As explained in Clause 4.2 of the LOM standard, the name is used to refer to the data element only. Indeed, Clause 4.7 specifies: "This standard does not define tokens for element names or vocabulary values. It is expected that such tokens will be defined in bindings of this standard."
One such binding – the LOM XML binding (IEEE 1484.12.3) – is currently being finalized. This binding does define actual tokens to be used for the XML elements, which correspond to LOM data elements. All such tokens are grouped in a schema "common/elementNames.xsd". Not surprisingly, the tokens used in the LOM XML binding correspond directly with the names used in the LOM standard.
The LOM standard does not only define names for data elements. It also defines vocabulary values for data elements that are of type vocabulary. As explained in Clause 4.4 of the LOM standard: "Vocabularies are defined for some data elements. A vocabulary is a recommended list of appropriate values. Other values, not present in the list, may be used as well. However, metadata that rely on the recommended values will have the highest degree of semantic interoperability; i.e., the likelihood that such metadata will be understood by other end users or systems is highest." As mentioned above, the LOM standard does not define the token to be used to represent the vocabulary values! That information can again be found in the binding document, as in for instance the LOM XML binding.

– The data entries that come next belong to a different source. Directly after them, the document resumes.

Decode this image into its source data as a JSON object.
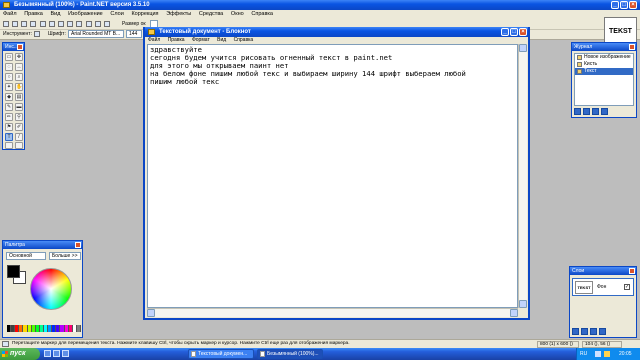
{
  "app": {
    "title": "Безымянный (100%) - Paint.NET версия 3.5.10",
    "menu": [
      "Файл",
      "Правка",
      "Вид",
      "Изображение",
      "Слои",
      "Коррекция",
      "Эффекты",
      "Средства",
      "Окно",
      "Справка"
    ],
    "toolbar": {
      "tool_label": "Инструмент:",
      "font_label": "Шрифт:",
      "font_value": "Arial Rounded MT B...",
      "font_size": "144",
      "size_label": "Размер ок"
    },
    "logo_text": "TEKST"
  },
  "tools_panel": {
    "title": "Инс..."
  },
  "history_panel": {
    "title": "Журнал",
    "items": [
      "Новое изображение",
      "Кисть",
      "Текст"
    ]
  },
  "palette_panel": {
    "title": "Палитра",
    "mode": "Основной",
    "more_button": "Больше >>",
    "colors": [
      "#000000",
      "#404040",
      "#ff0000",
      "#ff6a00",
      "#ffd800",
      "#b6ff00",
      "#4cff00",
      "#00ff21",
      "#00ff90",
      "#00ffff",
      "#0094ff",
      "#0026ff",
      "#4800ff",
      "#b200ff",
      "#ff00dc",
      "#ff006e",
      "#ffffff",
      "#808080"
    ]
  },
  "layers_panel": {
    "title": "Слои",
    "layer_thumb": "TEKST",
    "layer_name": "Фон"
  },
  "notepad": {
    "title": "Текстовый документ - Блокнот",
    "menu": [
      "Файл",
      "Правка",
      "Формат",
      "Вид",
      "Справка"
    ],
    "lines": [
      "здравствуйте",
      "сегодня будем учится рисовать огненный текст в paint.net",
      "для этого мы открываем паинт нет",
      "на белом фоне пишим любой текс и выбираем ширину 144 шрифт выбераем любой",
      "пишим любой текс"
    ]
  },
  "status": {
    "message": "Перетащите маркер для перемещения текста. Нажмите клавишу Ctrl, чтобы скрыть маркер и курсор. Нажмите Ctrl еще раз для отображения маркера.",
    "size": "800 (1) x 600 ()",
    "coords": "104 (), 56 ()"
  },
  "taskbar": {
    "start": "пуск",
    "tasks": [
      "Текстовый докумен...",
      "Безымянный (100%)..."
    ],
    "lang": "RU",
    "clock": "20:05"
  }
}
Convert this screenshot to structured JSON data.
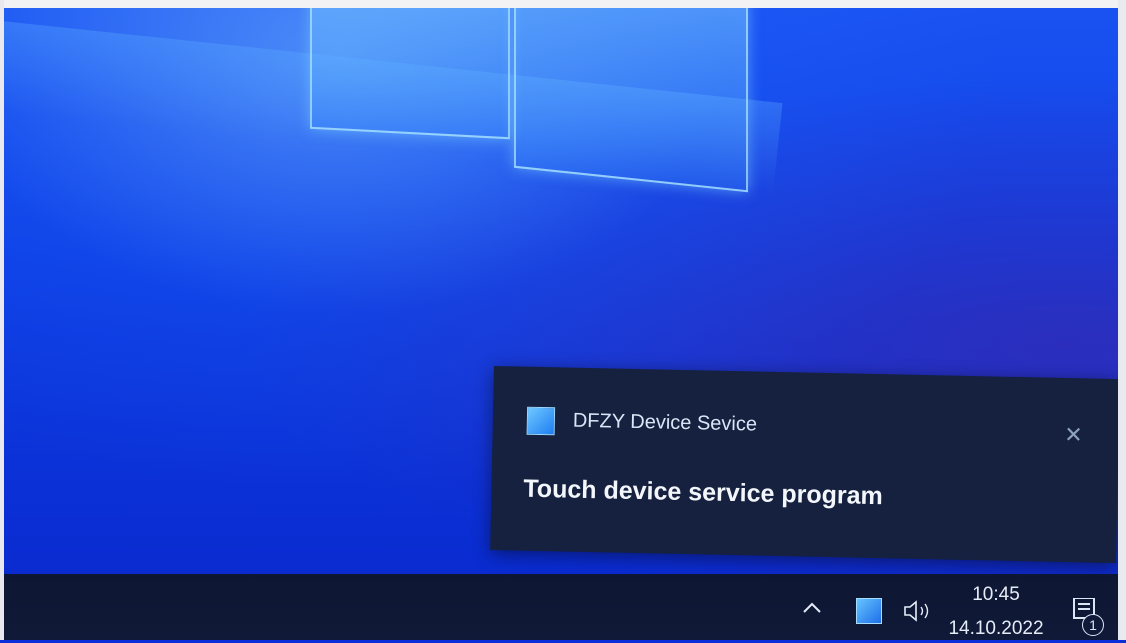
{
  "toast": {
    "app_name": "DFZY Device Sevice",
    "message": "Touch device service program",
    "close_glyph": "✕",
    "app_icon": "app-square-icon"
  },
  "taskbar": {
    "tray": {
      "chevron_icon": "chevron-up-icon",
      "app_icon": "app-square-icon",
      "volume_icon": "speaker-icon"
    },
    "clock": {
      "time": "10:45",
      "date": "14.10.2022"
    },
    "action_center": {
      "icon": "notification-icon",
      "count": "1"
    }
  },
  "colors": {
    "desktop_blue": "#0d3fe6",
    "toast_bg": "#15213e",
    "taskbar_bg": "#0d1733"
  }
}
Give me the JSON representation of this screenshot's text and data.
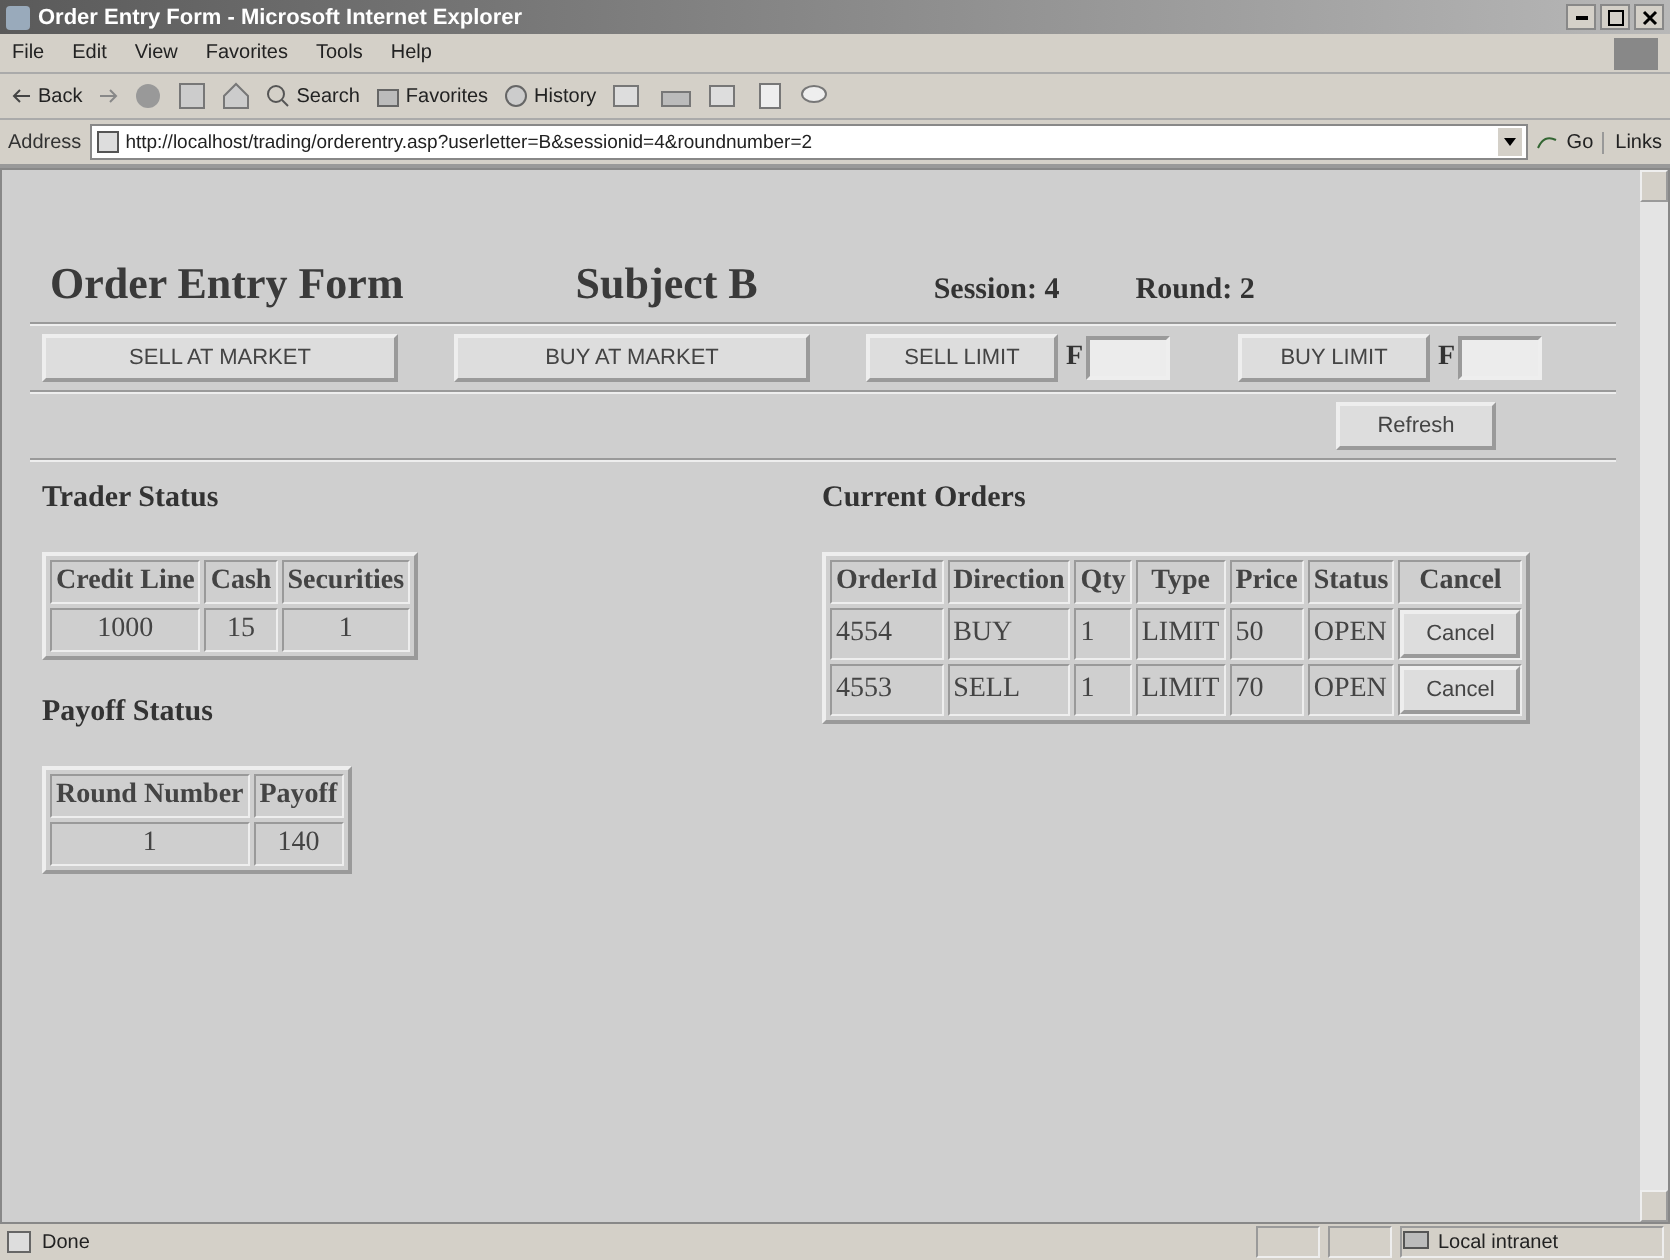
{
  "window": {
    "title": "Order Entry Form - Microsoft Internet Explorer"
  },
  "menu": [
    "File",
    "Edit",
    "View",
    "Favorites",
    "Tools",
    "Help"
  ],
  "toolbar": {
    "back": "Back",
    "search": "Search",
    "favorites": "Favorites",
    "history": "History"
  },
  "address_bar": {
    "label": "Address",
    "url": "http://localhost/trading/orderentry.asp?userletter=B&sessionid=4&roundnumber=2",
    "go": "Go",
    "links": "Links"
  },
  "header": {
    "title": "Order Entry Form",
    "subject": "Subject B",
    "session": "Session: 4",
    "round": "Round: 2"
  },
  "order_buttons": [
    {
      "kind": "market",
      "label": "SELL AT MARKET"
    },
    {
      "kind": "market",
      "label": "BUY AT MARKET"
    },
    {
      "kind": "limit",
      "label": "SELL LIMIT",
      "field_label": "F"
    },
    {
      "kind": "limit",
      "label": "BUY LIMIT",
      "field_label": "F"
    }
  ],
  "refresh": "Refresh",
  "trader_status": {
    "heading": "Trader Status",
    "columns": [
      "Credit Line",
      "Cash",
      "Securities"
    ],
    "row": [
      "1000",
      "15",
      "1"
    ]
  },
  "payoff_status": {
    "heading": "Payoff Status",
    "columns": [
      "Round Number",
      "Payoff"
    ],
    "row": [
      "1",
      "140"
    ]
  },
  "current_orders": {
    "heading": "Current Orders",
    "columns": [
      "OrderId",
      "Direction",
      "Qty",
      "Type",
      "Price",
      "Status",
      "Cancel"
    ],
    "rows": [
      {
        "cells": [
          "4554",
          "BUY",
          "1",
          "LIMIT",
          "50",
          "OPEN"
        ],
        "action": "Cancel"
      },
      {
        "cells": [
          "4553",
          "SELL",
          "1",
          "LIMIT",
          "70",
          "OPEN"
        ],
        "action": "Cancel"
      }
    ]
  },
  "status_bar": {
    "text": "Done",
    "zone": "Local intranet"
  }
}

The general approach in the LOM standard to versioning is that the standard may evolve with different versions of the complete "base schema" (the actual data element structure defined in LOM). There are no specific provisions to evolve different versions of particular data elements.
Indeed, the data element 3.3:Meta-Metadata.MetadataSchema represents "The name and version of the authoritative specification used to create this metadata instance. NOTE: This data element may be user selectable or system generated. If multiple values are provided, then the metadata instance shall conform to multiple metadata schemas."
In line with this general spirit, the LOM XML binding defines the LOM namespace as "http://ltsc.ieee.org/xsd/LOMv1p0": in other words, the namespace includes the versioning information, and names of new versions of data elements would belong to a different namespace.
For vocabulary values, the LOM standard includes a source that can include versioning information. The value of vocabulary data elements is a pair (source, value). If the source is "LOMv1.0", then the value space is described by the LOM standard. If the source is not "LOMv1.0", then users and implementers are encouraged to create vocabularies that do not conflict with this standard. If a vocabulary is used that intersects with the LOMv1.0 vocabulary, then only the values not included in this standard should have a source that is not "LOMv1.0". This will maximize semantic interoperability for the values that are included in this standard.